The gym is known as a place where young mothers go to box. Initially this was for self-defence, but some women have gone on to earn money from the sport.
“Boxing is seen as a man’s sport and these women are breaking the stereotype,” Echwalu says. “To me, the boy in the picture is learning that boxing is not the preserve of men.”
The metallic jacket and hair-do of this young refugee in Mugunga, eastern Democratic Republic of Congo, playing draughts caught the eye of photographer Ley Uwera.
“I was impressed by the hairstyle, the look and attention to detail,” she says.
“The photograph shows that everyone can live a normal life. It also shows something positive about a situation that is not so wonderful.”
“Being nervous about taking a test is, I believe, something universal for those who have had the privilege of being a student,” photographer Jana Asenbrennerova says.
She snapped these students at the Université Protestante in Kinshasa, capital of the Democratic Republic of Congo, as they were taking their final exams.
“I visited several classrooms and the atmosphere in each was quite intense… I easily related to their anxiety and felt their pain of exam taking,” she says.
The Instagram format means that the mobile phone plays a central, if unspoken, role in Everyday Africa. Here, in Andrew Esiebo’s shot, that comes to the fore.

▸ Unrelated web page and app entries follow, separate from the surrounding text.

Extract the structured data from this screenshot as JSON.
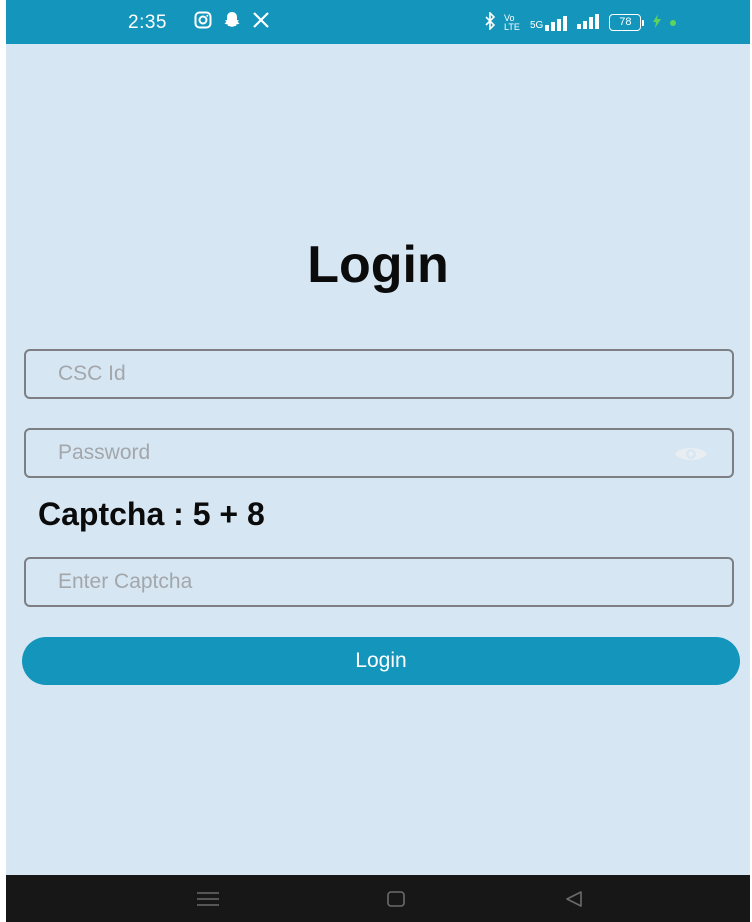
{
  "status_bar": {
    "time": "2:35",
    "left_icons": [
      "instagram-icon",
      "snapchat-icon",
      "x-icon"
    ],
    "right_icons": [
      "bluetooth-icon",
      "volte-icon",
      "5g-signal-icon",
      "signal-icon"
    ],
    "volte_label": "Vo LTE",
    "network_label": "5G",
    "battery": "78",
    "colors": {
      "bar": "#1495bb",
      "charging": "#5fd35f"
    }
  },
  "page": {
    "title": "Login",
    "background": "#d6e6f2"
  },
  "form": {
    "csc_id": {
      "value": "",
      "placeholder": "CSC Id"
    },
    "password": {
      "value": "",
      "placeholder": "Password",
      "toggle_icon": "eye-icon"
    },
    "captcha_label": "Captcha : 5 + 8",
    "captcha_input": {
      "value": "",
      "placeholder": "Enter Captcha"
    },
    "submit_label": "Login",
    "accent": "#1495bb"
  },
  "nav_bar": {
    "buttons": [
      "menu-icon",
      "home-icon",
      "back-icon"
    ],
    "background": "#171717"
  }
}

These two glamorous women in a Lagos cafe are taking and comparing selfies as they prepare for a night out.
Part of Esiebo’s work is chronicling the rapid development of urban Nigeria and capturing the people in the cities.
“I took this photo on a hot summer afternoon during the final weekend of a month-long traditional celebration in the Cape Flats here in Cape Town,” Charlie Shoemaker says.

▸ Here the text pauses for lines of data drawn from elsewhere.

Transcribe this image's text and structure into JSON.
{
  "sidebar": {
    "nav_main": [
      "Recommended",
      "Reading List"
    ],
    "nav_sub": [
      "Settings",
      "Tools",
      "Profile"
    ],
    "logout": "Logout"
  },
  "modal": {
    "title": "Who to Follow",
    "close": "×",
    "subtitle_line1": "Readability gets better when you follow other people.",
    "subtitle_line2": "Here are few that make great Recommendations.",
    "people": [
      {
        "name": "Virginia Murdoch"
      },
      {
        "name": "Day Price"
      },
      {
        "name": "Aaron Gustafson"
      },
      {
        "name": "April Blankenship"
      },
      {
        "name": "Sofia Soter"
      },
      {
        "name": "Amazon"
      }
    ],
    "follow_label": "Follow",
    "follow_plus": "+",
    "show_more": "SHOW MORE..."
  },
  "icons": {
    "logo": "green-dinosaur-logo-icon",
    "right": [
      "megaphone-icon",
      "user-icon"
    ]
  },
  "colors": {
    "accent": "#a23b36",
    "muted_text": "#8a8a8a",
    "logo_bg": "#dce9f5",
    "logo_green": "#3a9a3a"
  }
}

“With streets lined with bystanders yelling and dancing, the band snaked through the winding road of the township.”
But the photo also shows a moment of joy before a tragedy, Shoemaker says.
“The events later in this day would take me from this beautiful scene to absolute horror as a young member of the band was killed as an innocent bystander to a gang fight.”
Portraiture is a familiar format where the pride of the subjects can often shine through.
Photographer Holly Pickett says she was wrapping up an assignment in the southern Senegalese village of Sare Dembara when she decided to snap some of the villagers.
“The young man in this photo quickly picked up his daughter before presenting himself to me.
“He was so proud. He wanted to be photographed while holding her, and it was a spontaneous, sweet gesture of affection. A parent’s love is universal.”
Nichole Sobecki was drawn to this photographer’s studio in Kibera, the large slum in Kenya’s capital, Nairobi, as its lights were shining out in the early morning.
The boy was having his photo taken for an ID card.
“The student had the look of intentional seriousness that many of us take up for official portraits,” she says.
“As soon as the camera was away he relaxed, laughing with us as we waited for his photo to be printed and the long walk ahead of him to school.”
Sobecki is a photojournalist taking pictures to communicate a specific story, but she says she also likes to capture “the quirks, jokes, boredom, frustration and hope that make up this diverse and changing continent”.
Laura el-Tantawy says her photograph “is a slice of the vibrant life and energy overflowing on Cairo’s streets”.
She snapped the women riding in a horse carriage close to Tahrir Square from her car window.
“My first instinct was to photograph the rainbow of colours,” she says. “The women’s hijabs contrasted against the colours of the design inside the carriage.
“I never saw the woman in the niqab and even now, when I look at the photograph, my eyes often miss her and go to the two girls on the right. Her presence is a surprise for me.”
In Mali’s capital, Bamako, in November 2015, while attention was focused on the aftermath of an Islamist militant attack on a hotel, life carried on as normal elsewhere in the city.
For Jane Hahn, her picture of this woman riding her motorbike with the wind blowing through her hair, “represents the resilience, strength and beauty of the Malian people”.
Pictures taken from the Everyday Africa book